Tommy McGibney enjoys New Year’s Eve walks on Crockauns and Knocknarea in Sligo.
Finding myself at something of a loose end on New Year’s Eve, I drove to Sligo hoping to get some good walking done, after a quiet and largely inactive Christmas.
The Yeats County boasts a good mix of upland and lowland walking routes and, although the morning skies were cloudy and somewhat leaden, I reckoned that if the weather held reasonably well at all, I should have a pleasant day outdoors.
I first made for Crockauns (463m) a craggy hill overlooking the exceptionally scenic Glencar valley. I had no difficulty finding its access road (signposted ‘Kilsellagh’) off the N16 on the Sligo town side of Glencar and proceeded up a narrow road which winds around a series of low but very scenic hills.
The route I had planned promised a short but very steep climb alongside a fence to an upland plateau and on towards the summit. I easily found a parking spot opposite an agricultural gate near my starting point and from there it was straight uphill, along the fence.
The early stages of the walk were fine but the going got progressively steeper as I climbed, so much so that I left my walking poles by the fence as they were by then a hindrance on the steep slope.
Some amazing views began to open up as I ascended.
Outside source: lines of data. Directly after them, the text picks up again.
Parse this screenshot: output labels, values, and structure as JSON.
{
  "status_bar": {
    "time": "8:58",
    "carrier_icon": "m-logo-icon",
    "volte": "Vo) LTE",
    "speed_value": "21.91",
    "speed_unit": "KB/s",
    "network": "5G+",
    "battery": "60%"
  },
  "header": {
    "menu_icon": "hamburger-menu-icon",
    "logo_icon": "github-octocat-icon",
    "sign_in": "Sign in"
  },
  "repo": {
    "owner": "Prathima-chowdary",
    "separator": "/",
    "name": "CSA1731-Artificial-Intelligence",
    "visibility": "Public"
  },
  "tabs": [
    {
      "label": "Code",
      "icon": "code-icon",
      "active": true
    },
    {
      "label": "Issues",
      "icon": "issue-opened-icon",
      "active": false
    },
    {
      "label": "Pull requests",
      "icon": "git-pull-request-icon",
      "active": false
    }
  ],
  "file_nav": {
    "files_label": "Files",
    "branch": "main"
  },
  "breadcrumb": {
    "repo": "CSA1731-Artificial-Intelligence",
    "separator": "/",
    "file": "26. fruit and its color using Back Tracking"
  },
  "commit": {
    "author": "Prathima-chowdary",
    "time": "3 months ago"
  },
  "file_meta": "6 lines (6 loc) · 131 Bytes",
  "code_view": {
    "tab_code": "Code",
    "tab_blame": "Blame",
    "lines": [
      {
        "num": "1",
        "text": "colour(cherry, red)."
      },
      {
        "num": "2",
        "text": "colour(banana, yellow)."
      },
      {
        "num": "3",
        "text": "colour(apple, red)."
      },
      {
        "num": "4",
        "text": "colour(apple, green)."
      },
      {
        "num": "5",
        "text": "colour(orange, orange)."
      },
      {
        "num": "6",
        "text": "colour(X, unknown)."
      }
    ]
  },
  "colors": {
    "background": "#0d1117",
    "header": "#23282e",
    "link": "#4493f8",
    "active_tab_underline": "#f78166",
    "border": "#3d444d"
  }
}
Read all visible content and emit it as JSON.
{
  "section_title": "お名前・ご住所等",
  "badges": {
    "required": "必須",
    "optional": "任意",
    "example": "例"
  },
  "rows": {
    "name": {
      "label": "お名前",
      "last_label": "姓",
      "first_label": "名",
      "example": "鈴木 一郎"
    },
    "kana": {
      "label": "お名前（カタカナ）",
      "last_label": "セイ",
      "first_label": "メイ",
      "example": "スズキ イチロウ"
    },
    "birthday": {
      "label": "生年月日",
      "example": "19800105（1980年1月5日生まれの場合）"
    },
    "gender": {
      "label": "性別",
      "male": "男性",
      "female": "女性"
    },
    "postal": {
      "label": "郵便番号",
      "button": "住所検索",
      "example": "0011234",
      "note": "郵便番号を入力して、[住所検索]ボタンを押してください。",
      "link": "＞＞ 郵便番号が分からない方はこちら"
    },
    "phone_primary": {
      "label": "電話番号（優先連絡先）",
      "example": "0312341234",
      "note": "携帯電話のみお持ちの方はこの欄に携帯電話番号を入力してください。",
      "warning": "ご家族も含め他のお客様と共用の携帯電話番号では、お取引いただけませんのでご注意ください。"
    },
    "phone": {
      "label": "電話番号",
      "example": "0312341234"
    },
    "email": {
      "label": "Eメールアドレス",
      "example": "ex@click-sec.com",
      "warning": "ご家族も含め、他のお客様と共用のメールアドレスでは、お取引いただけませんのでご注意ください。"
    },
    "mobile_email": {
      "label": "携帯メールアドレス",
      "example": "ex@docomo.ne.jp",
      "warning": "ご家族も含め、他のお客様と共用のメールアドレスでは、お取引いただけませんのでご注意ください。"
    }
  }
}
My progress was slow enough and I took particular care going up, as to put it mildly, this wouldn’t be an ideal spot to slip or tumble. As I neared the top of the fence, the view downwards put into sharp focus the steepness of my ascent.
Once past the fence, I found a old and broken wall that guided me towards the mountain summit.
The summit soon came into view although I had to dodge a number of very wet spots in order to reach it.
The wind was howling and clouds circling when I reached the summit cairn and savoured extensive 360 degree views of the surrounding mountains, Sligo Bay and the Atlantic.
My descent was thankfully uneventful and although I had to take care on the steeper sections along the fence, I found it a lot more enjoyable than the ascent.
As I picked up my walking poles, the skies suddenly brightened and bathed the hill in lovely winter light, and the valley was positively gleaming as I returned to my car.
With the sun shining I decided to make for Knocknarea (372m) the landmark mountain overlooking Strandhill upon which stands a huge cairn, reputed to be the burial place of Queen Maeve.
This is a very popular walking destination for Sligo folk, with a decent path, car parking, and even a hut selling tea, coffee and crepes. The easy and gradual half-hour walk uphill was a big contrast to the deserted steep slopes of Crockauns.
The beautiful afternoon made for some sublime views on the way up.
The cairn at the summit is a remarkable construction and thankfully appears to be in very good condition.
It made an ideal location to enjoy the last sunset of 2018.
Here’s to many more of them.